* [TASK BRIEF]
The reply must return each line of the data exactly.

◆ ◆ ◆ ◆ ◆ ◆ ◆

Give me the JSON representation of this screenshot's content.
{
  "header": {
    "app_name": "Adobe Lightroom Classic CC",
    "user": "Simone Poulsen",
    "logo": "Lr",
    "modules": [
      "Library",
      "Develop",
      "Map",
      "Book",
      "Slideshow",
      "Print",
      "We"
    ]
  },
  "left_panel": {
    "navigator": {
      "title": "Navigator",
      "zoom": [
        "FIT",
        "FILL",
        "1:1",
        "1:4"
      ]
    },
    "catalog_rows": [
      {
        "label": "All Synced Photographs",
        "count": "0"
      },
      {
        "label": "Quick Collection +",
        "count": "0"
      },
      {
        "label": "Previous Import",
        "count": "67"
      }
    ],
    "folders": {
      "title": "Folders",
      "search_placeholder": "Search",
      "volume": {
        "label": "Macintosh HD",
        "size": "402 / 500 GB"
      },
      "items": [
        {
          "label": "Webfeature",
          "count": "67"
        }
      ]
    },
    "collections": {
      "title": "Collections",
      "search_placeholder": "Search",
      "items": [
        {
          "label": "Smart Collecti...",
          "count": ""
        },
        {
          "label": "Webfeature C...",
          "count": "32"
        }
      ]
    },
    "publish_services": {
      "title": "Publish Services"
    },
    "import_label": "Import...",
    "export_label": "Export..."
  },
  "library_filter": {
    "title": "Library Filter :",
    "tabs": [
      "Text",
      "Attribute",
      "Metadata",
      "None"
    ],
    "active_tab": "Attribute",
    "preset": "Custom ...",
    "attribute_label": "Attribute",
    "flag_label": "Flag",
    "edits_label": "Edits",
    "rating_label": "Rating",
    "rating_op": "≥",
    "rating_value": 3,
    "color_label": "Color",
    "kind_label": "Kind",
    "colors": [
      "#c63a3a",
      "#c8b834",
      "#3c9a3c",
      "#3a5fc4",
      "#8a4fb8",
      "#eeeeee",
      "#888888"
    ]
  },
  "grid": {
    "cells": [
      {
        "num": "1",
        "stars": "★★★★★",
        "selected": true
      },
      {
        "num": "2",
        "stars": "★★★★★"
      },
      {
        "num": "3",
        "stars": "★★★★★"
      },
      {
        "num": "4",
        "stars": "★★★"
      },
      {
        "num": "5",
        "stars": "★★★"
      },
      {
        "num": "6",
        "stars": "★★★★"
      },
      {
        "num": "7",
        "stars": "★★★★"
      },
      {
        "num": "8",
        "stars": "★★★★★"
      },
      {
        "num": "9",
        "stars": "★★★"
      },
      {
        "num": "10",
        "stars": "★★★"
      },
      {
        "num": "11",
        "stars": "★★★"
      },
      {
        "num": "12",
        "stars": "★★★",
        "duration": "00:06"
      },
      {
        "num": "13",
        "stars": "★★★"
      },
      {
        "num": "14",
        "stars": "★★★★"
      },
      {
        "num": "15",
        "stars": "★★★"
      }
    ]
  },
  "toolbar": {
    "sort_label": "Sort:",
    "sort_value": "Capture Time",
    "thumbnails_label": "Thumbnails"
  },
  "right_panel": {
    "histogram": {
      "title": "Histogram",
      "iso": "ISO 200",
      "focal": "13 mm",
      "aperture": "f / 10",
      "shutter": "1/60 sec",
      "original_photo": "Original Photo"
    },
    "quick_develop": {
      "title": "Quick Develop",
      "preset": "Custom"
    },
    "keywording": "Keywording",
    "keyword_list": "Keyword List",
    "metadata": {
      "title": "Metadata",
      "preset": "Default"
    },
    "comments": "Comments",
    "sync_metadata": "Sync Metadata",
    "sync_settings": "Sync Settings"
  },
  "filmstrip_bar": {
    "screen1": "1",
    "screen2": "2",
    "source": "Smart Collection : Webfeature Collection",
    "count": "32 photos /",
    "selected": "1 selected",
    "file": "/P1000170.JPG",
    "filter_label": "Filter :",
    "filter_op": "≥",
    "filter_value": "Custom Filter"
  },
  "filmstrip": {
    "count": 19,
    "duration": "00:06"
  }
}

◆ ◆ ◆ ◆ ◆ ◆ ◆

* [PROBLEM SOLUTION]
Give me the JSON representation of this screenshot's content.
{
  "header": {
    "app_name": "Adobe Lightroom Classic CC",
    "user": "Simone Poulsen",
    "logo": "Lr",
    "modules": [
      "Library",
      "Develop",
      "Map",
      "Book",
      "Slideshow",
      "Print",
      "We"
    ]
  },
  "left_panel": {
    "navigator": {
      "title": "Navigator",
      "zoom": [
        "FIT",
        "FILL",
        "1:1",
        "1:4"
      ]
    },
    "catalog_rows": [
      {
        "label": "All Synced Photographs",
        "count": "0"
      },
      {
        "label": "Quick Collection +",
        "count": "0"
      },
      {
        "label": "Previous Import",
        "count": "67"
      }
    ],
    "folders": {
      "title": "Folders",
      "search_placeholder": "Search",
      "volume": {
        "label": "Macintosh HD",
        "size": "402 / 500 GB"
      },
      "items": [
        {
          "label": "Webfeature",
          "count": "67"
        }
      ]
    },
    "collections": {
      "title": "Collections",
      "search_placeholder": "Search",
      "items": [
        {
          "label": "Smart Collecti...",
          "count": ""
        },
        {
          "label": "Webfeature C...",
          "count": "32"
        }
      ]
    },
    "publish_services": {
      "title": "Publish Services"
    },
    "import_label": "Import...",
    "export_label": "Export..."
  },
  "library_filter": {
    "title": "Library Filter :",
    "tabs": [
      "Text",
      "Attribute",
      "Metadata",
      "None"
    ],
    "active_tab": "Attribute",
    "preset": "Custom ...",
    "attribute_label": "Attribute",
    "flag_label": "Flag",
    "edits_label": "Edits",
    "rating_label": "Rating",
    "rating_op": "≥",
    "rating_value": 3,
    "color_label": "Color",
    "kind_label": "Kind",
    "colors": [
      "#c63a3a",
      "#c8b834",
      "#3c9a3c",
      "#3a5fc4",
      "#8a4fb8",
      "#eeeeee",
      "#888888"
    ]
  },
  "grid": {
    "cells": [
      {
        "num": "1",
        "stars": "★★★★★",
        "selected": true
      },
      {
        "num": "2",
        "stars": "★★★★★"
      },
      {
        "num": "3",
        "stars": "★★★★★"
      },
      {
        "num": "4",
        "stars": "★★★"
      },
      {
        "num": "5",
        "stars": "★★★"
      },
      {
        "num": "6",
        "stars": "★★★★"
      },
      {
        "num": "7",
        "stars": "★★★★"
      },
      {
        "num": "8",
        "stars": "★★★★★"
      },
      {
        "num": "9",
        "stars": "★★★"
      },
      {
        "num": "10",
        "stars": "★★★"
      },
      {
        "num": "11",
        "stars": "★★★"
      },
      {
        "num": "12",
        "stars": "★★★",
        "duration": "00:06"
      },
      {
        "num": "13",
        "stars": "★★★"
      },
      {
        "num": "14",
        "stars": "★★★★"
      },
      {
        "num": "15",
        "stars": "★★★"
      }
    ]
  },
  "toolbar": {
    "sort_label": "Sort:",
    "sort_value": "Capture Time",
    "thumbnails_label": "Thumbnails"
  },
  "right_panel": {
    "histogram": {
      "title": "Histogram",
      "iso": "ISO 200",
      "focal": "13 mm",
      "aperture": "f / 10",
      "shutter": "1/60 sec",
      "original_photo": "Original Photo"
    },
    "quick_develop": {
      "title": "Quick Develop",
      "preset": "Custom"
    },
    "keywording": "Keywording",
    "keyword_list": "Keyword List",
    "metadata": {
      "title": "Metadata",
      "preset": "Default"
    },
    "comments": "Comments",
    "sync_metadata": "Sync Metadata",
    "sync_settings": "Sync Settings"
  },
  "filmstrip_bar": {
    "screen1": "1",
    "screen2": "2",
    "source": "Smart Collection : Webfeature Collection",
    "count": "32 photos /",
    "selected": "1 selected",
    "file": "/P1000170.JPG",
    "filter_label": "Filter :",
    "filter_op": "≥",
    "filter_value": "Custom Filter"
  },
  "filmstrip": {
    "count": 19,
    "duration": "00:06"
  }
}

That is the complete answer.